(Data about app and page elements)
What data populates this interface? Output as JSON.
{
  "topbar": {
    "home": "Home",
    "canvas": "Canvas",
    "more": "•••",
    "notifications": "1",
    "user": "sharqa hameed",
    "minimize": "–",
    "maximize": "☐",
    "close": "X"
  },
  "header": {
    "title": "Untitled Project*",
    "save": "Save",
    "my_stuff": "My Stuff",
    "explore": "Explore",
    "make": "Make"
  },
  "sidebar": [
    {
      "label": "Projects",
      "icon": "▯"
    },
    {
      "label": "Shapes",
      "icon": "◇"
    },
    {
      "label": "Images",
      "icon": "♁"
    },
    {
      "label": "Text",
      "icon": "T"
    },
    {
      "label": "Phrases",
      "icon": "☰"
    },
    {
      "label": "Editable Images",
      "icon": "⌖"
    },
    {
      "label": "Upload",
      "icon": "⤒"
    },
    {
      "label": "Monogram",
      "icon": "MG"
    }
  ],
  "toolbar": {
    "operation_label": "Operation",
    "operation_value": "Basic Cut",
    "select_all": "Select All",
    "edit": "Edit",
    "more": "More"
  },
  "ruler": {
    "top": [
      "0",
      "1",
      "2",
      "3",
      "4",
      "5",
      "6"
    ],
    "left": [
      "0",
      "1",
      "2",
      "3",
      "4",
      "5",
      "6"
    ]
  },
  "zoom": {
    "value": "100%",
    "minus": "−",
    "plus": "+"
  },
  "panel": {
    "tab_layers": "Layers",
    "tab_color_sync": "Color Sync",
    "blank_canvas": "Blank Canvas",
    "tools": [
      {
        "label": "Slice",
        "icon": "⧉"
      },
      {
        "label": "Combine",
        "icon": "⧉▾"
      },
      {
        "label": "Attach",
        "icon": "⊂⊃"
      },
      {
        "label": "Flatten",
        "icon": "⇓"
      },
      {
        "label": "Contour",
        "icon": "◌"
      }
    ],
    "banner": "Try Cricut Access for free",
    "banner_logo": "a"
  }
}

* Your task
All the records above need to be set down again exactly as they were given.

* Output for this task
What data populates this interface? Output as JSON.
{
  "topbar": {
    "home": "Home",
    "canvas": "Canvas",
    "more": "•••",
    "notifications": "1",
    "user": "sharqa hameed",
    "minimize": "–",
    "maximize": "☐",
    "close": "X"
  },
  "header": {
    "title": "Untitled Project*",
    "save": "Save",
    "my_stuff": "My Stuff",
    "explore": "Explore",
    "make": "Make"
  },
  "sidebar": [
    {
      "label": "Projects",
      "icon": "▯"
    },
    {
      "label": "Shapes",
      "icon": "◇"
    },
    {
      "label": "Images",
      "icon": "♁"
    },
    {
      "label": "Text",
      "icon": "T"
    },
    {
      "label": "Phrases",
      "icon": "☰"
    },
    {
      "label": "Editable Images",
      "icon": "⌖"
    },
    {
      "label": "Upload",
      "icon": "⤒"
    },
    {
      "label": "Monogram",
      "icon": "MG"
    }
  ],
  "toolbar": {
    "operation_label": "Operation",
    "operation_value": "Basic Cut",
    "select_all": "Select All",
    "edit": "Edit",
    "more": "More"
  },
  "ruler": {
    "top": [
      "0",
      "1",
      "2",
      "3",
      "4",
      "5",
      "6"
    ],
    "left": [
      "0",
      "1",
      "2",
      "3",
      "4",
      "5",
      "6"
    ]
  },
  "zoom": {
    "value": "100%",
    "minus": "−",
    "plus": "+"
  },
  "panel": {
    "tab_layers": "Layers",
    "tab_color_sync": "Color Sync",
    "blank_canvas": "Blank Canvas",
    "tools": [
      {
        "label": "Slice",
        "icon": "⧉"
      },
      {
        "label": "Combine",
        "icon": "⧉▾"
      },
      {
        "label": "Attach",
        "icon": "⊂⊃"
      },
      {
        "label": "Flatten",
        "icon": "⇓"
      },
      {
        "label": "Contour",
        "icon": "◌"
      }
    ],
    "banner": "Try Cricut Access for free",
    "banner_logo": "a"
  }
}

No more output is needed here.